(Data extracted from a collection)
● ● ● ●

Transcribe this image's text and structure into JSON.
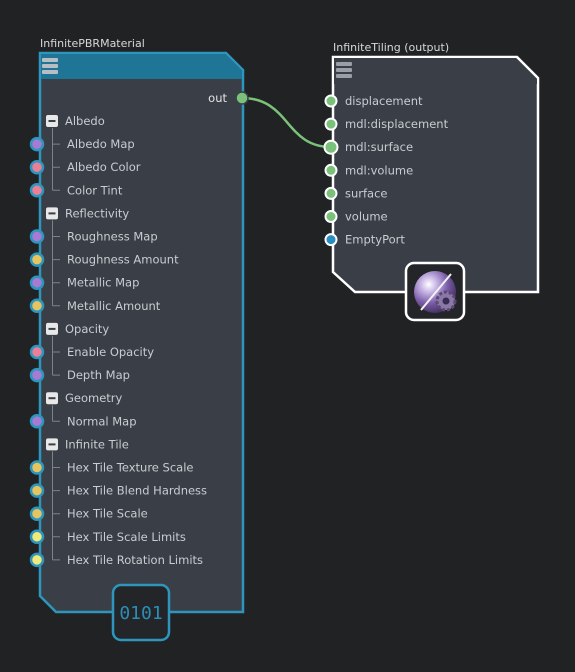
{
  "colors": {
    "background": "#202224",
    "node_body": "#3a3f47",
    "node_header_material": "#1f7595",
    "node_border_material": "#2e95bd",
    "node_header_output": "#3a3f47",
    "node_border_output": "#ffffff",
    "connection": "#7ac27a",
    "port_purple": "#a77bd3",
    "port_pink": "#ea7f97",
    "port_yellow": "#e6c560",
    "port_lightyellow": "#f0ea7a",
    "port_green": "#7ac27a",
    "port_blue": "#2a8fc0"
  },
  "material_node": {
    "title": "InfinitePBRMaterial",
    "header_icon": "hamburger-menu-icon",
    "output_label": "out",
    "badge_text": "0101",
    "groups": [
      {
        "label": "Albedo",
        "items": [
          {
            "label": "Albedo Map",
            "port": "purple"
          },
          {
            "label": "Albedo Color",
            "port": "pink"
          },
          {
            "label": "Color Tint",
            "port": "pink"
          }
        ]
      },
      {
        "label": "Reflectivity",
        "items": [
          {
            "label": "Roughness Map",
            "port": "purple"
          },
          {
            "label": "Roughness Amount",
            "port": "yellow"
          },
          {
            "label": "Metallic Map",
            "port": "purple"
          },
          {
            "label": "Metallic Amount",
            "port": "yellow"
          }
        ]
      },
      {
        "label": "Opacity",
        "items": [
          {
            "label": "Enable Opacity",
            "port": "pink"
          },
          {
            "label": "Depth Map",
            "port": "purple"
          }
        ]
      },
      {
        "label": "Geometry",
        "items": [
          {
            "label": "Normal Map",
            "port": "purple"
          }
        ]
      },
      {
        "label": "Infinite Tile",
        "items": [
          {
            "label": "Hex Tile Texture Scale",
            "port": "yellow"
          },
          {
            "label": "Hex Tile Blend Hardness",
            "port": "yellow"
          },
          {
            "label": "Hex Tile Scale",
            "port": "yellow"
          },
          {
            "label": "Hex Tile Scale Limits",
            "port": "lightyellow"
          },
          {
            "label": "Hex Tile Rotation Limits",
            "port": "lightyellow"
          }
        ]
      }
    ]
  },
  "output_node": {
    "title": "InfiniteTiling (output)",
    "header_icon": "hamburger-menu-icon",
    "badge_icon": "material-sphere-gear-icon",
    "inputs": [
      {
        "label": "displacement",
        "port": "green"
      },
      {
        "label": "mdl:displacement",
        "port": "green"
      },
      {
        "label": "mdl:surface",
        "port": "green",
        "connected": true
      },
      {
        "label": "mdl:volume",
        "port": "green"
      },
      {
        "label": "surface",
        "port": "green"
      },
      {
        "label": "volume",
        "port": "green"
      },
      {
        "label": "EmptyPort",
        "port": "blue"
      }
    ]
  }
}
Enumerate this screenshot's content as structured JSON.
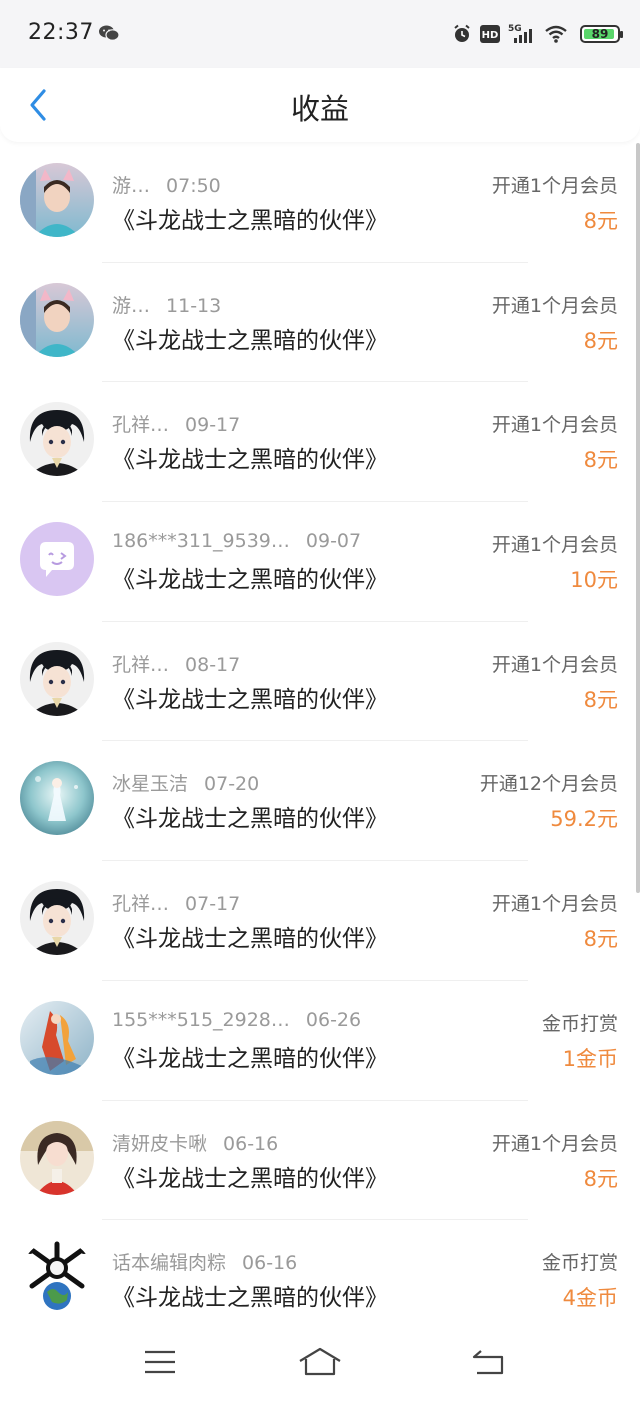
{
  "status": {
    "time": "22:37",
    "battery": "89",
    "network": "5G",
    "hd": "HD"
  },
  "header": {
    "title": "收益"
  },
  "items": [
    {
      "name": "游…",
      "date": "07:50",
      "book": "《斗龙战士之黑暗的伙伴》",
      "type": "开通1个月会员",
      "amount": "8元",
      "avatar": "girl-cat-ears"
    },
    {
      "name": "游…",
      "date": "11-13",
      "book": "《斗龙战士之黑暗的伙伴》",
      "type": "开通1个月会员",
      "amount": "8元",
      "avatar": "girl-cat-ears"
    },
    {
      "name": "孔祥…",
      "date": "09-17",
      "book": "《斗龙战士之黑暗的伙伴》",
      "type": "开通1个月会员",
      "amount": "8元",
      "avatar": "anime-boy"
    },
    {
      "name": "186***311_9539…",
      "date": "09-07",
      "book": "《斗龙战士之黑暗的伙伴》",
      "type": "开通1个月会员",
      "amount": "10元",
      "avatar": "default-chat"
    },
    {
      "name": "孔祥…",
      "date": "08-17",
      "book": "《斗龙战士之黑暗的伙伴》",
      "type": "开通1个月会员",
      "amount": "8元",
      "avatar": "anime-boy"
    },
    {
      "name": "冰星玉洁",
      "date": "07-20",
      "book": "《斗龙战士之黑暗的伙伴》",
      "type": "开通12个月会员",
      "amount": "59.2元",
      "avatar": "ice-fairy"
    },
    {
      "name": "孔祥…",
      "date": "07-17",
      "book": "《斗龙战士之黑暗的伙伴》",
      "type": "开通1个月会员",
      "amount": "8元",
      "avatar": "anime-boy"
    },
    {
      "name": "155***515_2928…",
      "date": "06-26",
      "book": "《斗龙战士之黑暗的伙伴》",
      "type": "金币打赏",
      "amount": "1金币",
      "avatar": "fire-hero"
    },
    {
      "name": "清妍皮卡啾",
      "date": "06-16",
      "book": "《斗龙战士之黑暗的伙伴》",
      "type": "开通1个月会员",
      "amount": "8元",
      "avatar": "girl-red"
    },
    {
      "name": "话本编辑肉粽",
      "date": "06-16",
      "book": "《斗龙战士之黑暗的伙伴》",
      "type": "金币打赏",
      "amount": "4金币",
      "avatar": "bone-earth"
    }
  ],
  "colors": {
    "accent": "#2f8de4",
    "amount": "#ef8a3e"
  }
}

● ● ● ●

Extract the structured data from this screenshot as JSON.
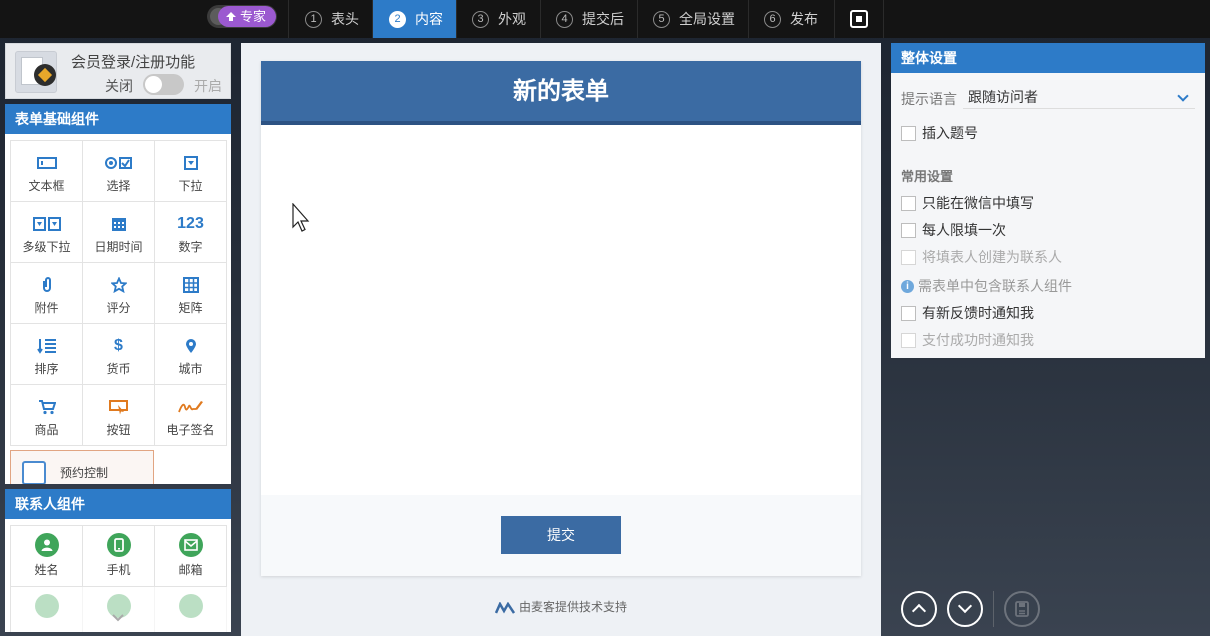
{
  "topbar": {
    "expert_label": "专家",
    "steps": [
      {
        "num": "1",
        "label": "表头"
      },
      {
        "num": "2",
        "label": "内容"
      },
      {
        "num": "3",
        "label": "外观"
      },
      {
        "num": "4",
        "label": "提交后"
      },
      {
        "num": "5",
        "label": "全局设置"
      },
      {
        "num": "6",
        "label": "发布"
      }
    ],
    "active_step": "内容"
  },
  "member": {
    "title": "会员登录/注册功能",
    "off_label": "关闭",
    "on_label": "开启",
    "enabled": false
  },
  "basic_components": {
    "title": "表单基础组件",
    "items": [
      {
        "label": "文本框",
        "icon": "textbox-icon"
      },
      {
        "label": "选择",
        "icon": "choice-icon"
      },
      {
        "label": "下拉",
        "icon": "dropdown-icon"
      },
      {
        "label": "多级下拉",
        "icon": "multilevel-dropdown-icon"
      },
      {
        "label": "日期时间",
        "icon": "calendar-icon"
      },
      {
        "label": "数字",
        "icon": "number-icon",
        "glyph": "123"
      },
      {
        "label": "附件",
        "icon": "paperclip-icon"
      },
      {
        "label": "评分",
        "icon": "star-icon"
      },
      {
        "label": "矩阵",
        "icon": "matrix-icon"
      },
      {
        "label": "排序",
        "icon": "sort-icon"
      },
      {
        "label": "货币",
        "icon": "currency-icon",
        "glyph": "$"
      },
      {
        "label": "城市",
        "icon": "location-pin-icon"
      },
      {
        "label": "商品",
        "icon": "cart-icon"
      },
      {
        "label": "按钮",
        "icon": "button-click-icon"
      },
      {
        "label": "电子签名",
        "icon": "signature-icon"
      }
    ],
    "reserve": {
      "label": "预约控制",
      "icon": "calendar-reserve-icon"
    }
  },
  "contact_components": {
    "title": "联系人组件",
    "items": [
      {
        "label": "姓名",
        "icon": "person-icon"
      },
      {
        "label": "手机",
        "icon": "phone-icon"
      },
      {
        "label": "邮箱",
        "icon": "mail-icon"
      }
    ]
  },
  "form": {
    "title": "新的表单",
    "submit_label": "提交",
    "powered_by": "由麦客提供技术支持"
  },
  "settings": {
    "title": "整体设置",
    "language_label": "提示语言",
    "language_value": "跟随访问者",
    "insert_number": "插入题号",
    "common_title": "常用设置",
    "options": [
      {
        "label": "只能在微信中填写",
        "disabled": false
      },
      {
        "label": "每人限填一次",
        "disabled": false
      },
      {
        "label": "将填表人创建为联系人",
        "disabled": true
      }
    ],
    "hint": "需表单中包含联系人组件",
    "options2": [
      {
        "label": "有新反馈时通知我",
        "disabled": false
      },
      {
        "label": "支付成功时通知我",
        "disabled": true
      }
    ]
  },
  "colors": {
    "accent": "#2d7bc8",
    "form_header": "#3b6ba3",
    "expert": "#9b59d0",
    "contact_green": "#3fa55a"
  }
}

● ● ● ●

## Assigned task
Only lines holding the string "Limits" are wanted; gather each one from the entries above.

## Solution to the problem
            "label": "Hex Tile Scale Limits",
            "label": "Hex Tile Rotation Limits",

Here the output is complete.